**TASK PROMPT**
Each entry below should be echoed exactly, with pictures omitted.

+---+

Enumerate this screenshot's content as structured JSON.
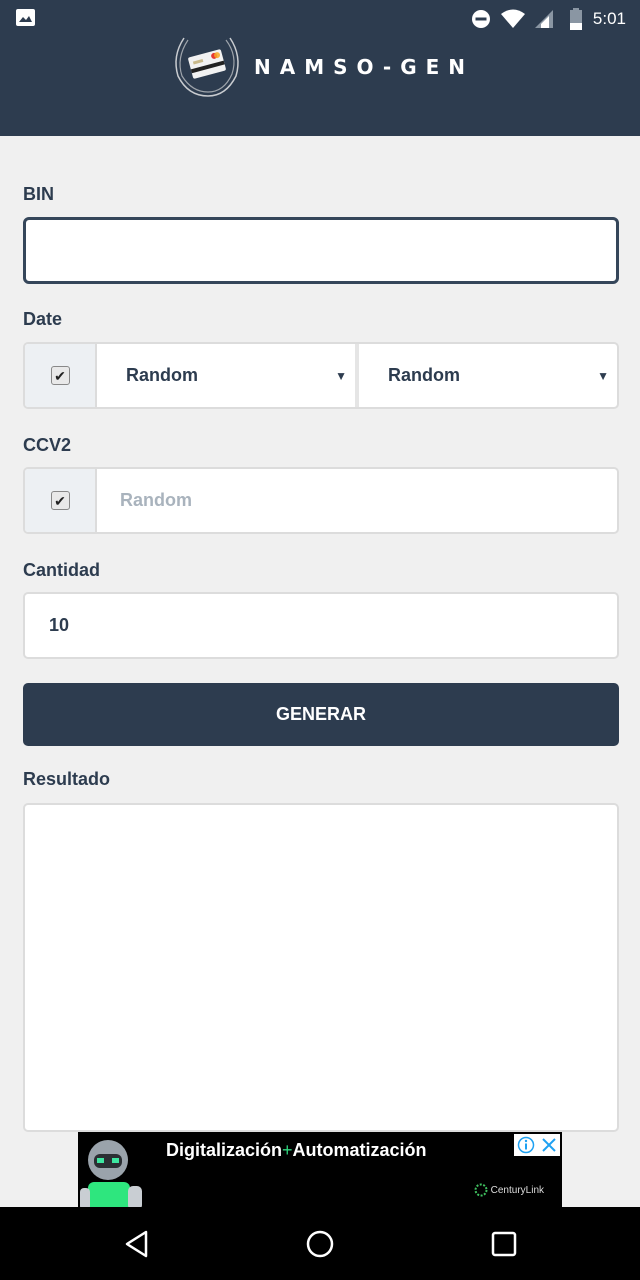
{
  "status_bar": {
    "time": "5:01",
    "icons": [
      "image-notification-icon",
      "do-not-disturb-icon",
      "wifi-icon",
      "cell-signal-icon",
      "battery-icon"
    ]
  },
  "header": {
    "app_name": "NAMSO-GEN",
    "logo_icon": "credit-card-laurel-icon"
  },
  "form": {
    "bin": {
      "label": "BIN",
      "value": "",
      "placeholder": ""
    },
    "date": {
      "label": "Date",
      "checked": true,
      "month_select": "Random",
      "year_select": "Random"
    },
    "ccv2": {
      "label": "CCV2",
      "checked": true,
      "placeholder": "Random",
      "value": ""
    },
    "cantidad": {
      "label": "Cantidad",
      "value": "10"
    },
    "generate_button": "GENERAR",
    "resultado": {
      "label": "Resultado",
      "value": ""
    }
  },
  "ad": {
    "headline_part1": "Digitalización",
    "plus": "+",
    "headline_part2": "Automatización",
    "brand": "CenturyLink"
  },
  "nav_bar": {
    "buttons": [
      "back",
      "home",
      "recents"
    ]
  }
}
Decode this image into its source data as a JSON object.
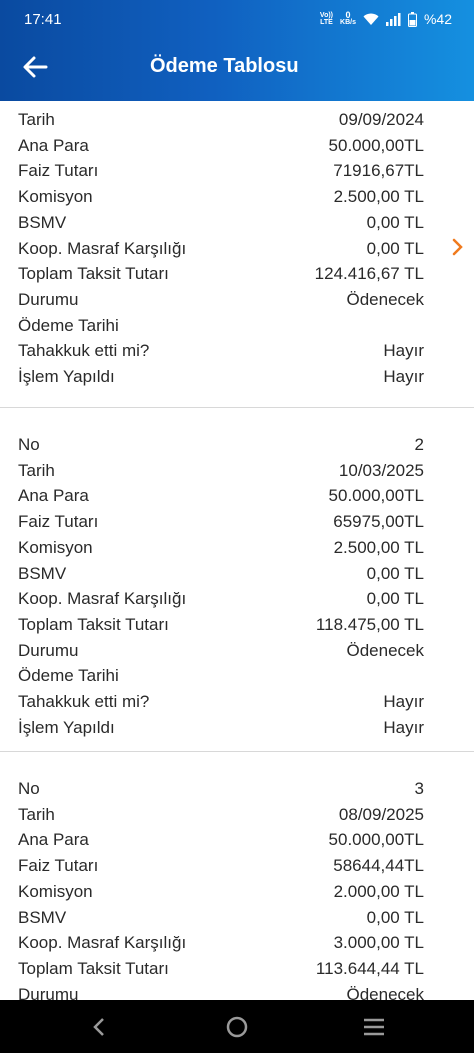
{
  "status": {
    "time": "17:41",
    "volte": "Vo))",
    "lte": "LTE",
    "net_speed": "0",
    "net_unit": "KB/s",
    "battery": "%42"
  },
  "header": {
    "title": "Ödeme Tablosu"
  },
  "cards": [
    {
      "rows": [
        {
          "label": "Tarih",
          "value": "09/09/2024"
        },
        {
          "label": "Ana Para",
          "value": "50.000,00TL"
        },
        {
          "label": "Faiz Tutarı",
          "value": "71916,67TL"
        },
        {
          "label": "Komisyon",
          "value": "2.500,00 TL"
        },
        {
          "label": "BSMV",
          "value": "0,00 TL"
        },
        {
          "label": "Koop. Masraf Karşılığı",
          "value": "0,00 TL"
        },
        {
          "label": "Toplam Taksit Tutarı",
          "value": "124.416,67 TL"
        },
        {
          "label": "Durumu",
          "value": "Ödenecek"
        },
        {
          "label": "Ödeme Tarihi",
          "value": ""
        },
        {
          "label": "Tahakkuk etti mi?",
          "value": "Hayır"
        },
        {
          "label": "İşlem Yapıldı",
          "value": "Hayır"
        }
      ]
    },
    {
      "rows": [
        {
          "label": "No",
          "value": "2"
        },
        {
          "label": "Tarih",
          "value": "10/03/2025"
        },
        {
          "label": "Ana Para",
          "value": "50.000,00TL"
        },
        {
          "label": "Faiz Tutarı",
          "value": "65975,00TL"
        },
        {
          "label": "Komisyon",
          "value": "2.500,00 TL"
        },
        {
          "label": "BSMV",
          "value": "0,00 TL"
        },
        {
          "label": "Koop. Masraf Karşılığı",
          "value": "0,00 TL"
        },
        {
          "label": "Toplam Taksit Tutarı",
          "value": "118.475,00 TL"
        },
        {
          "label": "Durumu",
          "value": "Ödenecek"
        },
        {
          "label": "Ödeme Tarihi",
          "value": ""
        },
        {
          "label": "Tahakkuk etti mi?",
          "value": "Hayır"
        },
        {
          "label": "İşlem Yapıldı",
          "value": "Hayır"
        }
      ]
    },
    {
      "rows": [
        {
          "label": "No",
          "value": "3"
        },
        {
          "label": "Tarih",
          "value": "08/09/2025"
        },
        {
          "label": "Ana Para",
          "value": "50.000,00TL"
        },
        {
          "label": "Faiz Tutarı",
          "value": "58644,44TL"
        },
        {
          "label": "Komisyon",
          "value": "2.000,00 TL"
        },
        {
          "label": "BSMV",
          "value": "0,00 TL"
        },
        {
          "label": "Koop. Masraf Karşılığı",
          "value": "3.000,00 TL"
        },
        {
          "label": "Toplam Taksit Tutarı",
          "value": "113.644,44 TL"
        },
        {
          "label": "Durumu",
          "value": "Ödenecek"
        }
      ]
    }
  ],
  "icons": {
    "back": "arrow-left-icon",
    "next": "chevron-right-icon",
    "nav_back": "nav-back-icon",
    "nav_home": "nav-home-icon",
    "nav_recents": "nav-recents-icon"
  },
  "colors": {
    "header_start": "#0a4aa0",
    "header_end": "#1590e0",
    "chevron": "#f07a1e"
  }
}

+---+

**ANSWER SPACE**
Enumerate this screenshot's content as structured JSON.
{
  "status_bar": {
    "time": "5:01",
    "icons": [
      "image-notification-icon",
      "do-not-disturb-icon",
      "wifi-icon",
      "cell-signal-icon",
      "battery-icon"
    ]
  },
  "header": {
    "app_name": "NAMSO-GEN",
    "logo_icon": "credit-card-laurel-icon"
  },
  "form": {
    "bin": {
      "label": "BIN",
      "value": "",
      "placeholder": ""
    },
    "date": {
      "label": "Date",
      "checked": true,
      "month_select": "Random",
      "year_select": "Random"
    },
    "ccv2": {
      "label": "CCV2",
      "checked": true,
      "placeholder": "Random",
      "value": ""
    },
    "cantidad": {
      "label": "Cantidad",
      "value": "10"
    },
    "generate_button": "GENERAR",
    "resultado": {
      "label": "Resultado",
      "value": ""
    }
  },
  "ad": {
    "headline_part1": "Digitalización",
    "plus": "+",
    "headline_part2": "Automatización",
    "brand": "CenturyLink"
  },
  "nav_bar": {
    "buttons": [
      "back",
      "home",
      "recents"
    ]
  }
}
Decode this image into its source data as a JSON object.
{
  "status": {
    "time": "17:41",
    "volte": "Vo))",
    "lte": "LTE",
    "net_speed": "0",
    "net_unit": "KB/s",
    "battery": "%42"
  },
  "header": {
    "title": "Ödeme Tablosu"
  },
  "cards": [
    {
      "rows": [
        {
          "label": "Tarih",
          "value": "09/09/2024"
        },
        {
          "label": "Ana Para",
          "value": "50.000,00TL"
        },
        {
          "label": "Faiz Tutarı",
          "value": "71916,67TL"
        },
        {
          "label": "Komisyon",
          "value": "2.500,00 TL"
        },
        {
          "label": "BSMV",
          "value": "0,00 TL"
        },
        {
          "label": "Koop. Masraf Karşılığı",
          "value": "0,00 TL"
        },
        {
          "label": "Toplam Taksit Tutarı",
          "value": "124.416,67 TL"
        },
        {
          "label": "Durumu",
          "value": "Ödenecek"
        },
        {
          "label": "Ödeme Tarihi",
          "value": ""
        },
        {
          "label": "Tahakkuk etti mi?",
          "value": "Hayır"
        },
        {
          "label": "İşlem Yapıldı",
          "value": "Hayır"
        }
      ]
    },
    {
      "rows": [
        {
          "label": "No",
          "value": "2"
        },
        {
          "label": "Tarih",
          "value": "10/03/2025"
        },
        {
          "label": "Ana Para",
          "value": "50.000,00TL"
        },
        {
          "label": "Faiz Tutarı",
          "value": "65975,00TL"
        },
        {
          "label": "Komisyon",
          "value": "2.500,00 TL"
        },
        {
          "label": "BSMV",
          "value": "0,00 TL"
        },
        {
          "label": "Koop. Masraf Karşılığı",
          "value": "0,00 TL"
        },
        {
          "label": "Toplam Taksit Tutarı",
          "value": "118.475,00 TL"
        },
        {
          "label": "Durumu",
          "value": "Ödenecek"
        },
        {
          "label": "Ödeme Tarihi",
          "value": ""
        },
        {
          "label": "Tahakkuk etti mi?",
          "value": "Hayır"
        },
        {
          "label": "İşlem Yapıldı",
          "value": "Hayır"
        }
      ]
    },
    {
      "rows": [
        {
          "label": "No",
          "value": "3"
        },
        {
          "label": "Tarih",
          "value": "08/09/2025"
        },
        {
          "label": "Ana Para",
          "value": "50.000,00TL"
        },
        {
          "label": "Faiz Tutarı",
          "value": "58644,44TL"
        },
        {
          "label": "Komisyon",
          "value": "2.000,00 TL"
        },
        {
          "label": "BSMV",
          "value": "0,00 TL"
        },
        {
          "label": "Koop. Masraf Karşılığı",
          "value": "3.000,00 TL"
        },
        {
          "label": "Toplam Taksit Tutarı",
          "value": "113.644,44 TL"
        },
        {
          "label": "Durumu",
          "value": "Ödenecek"
        }
      ]
    }
  ],
  "icons": {
    "back": "arrow-left-icon",
    "next": "chevron-right-icon",
    "nav_back": "nav-back-icon",
    "nav_home": "nav-home-icon",
    "nav_recents": "nav-recents-icon"
  },
  "colors": {
    "header_start": "#0a4aa0",
    "header_end": "#1590e0",
    "chevron": "#f07a1e"
  }
}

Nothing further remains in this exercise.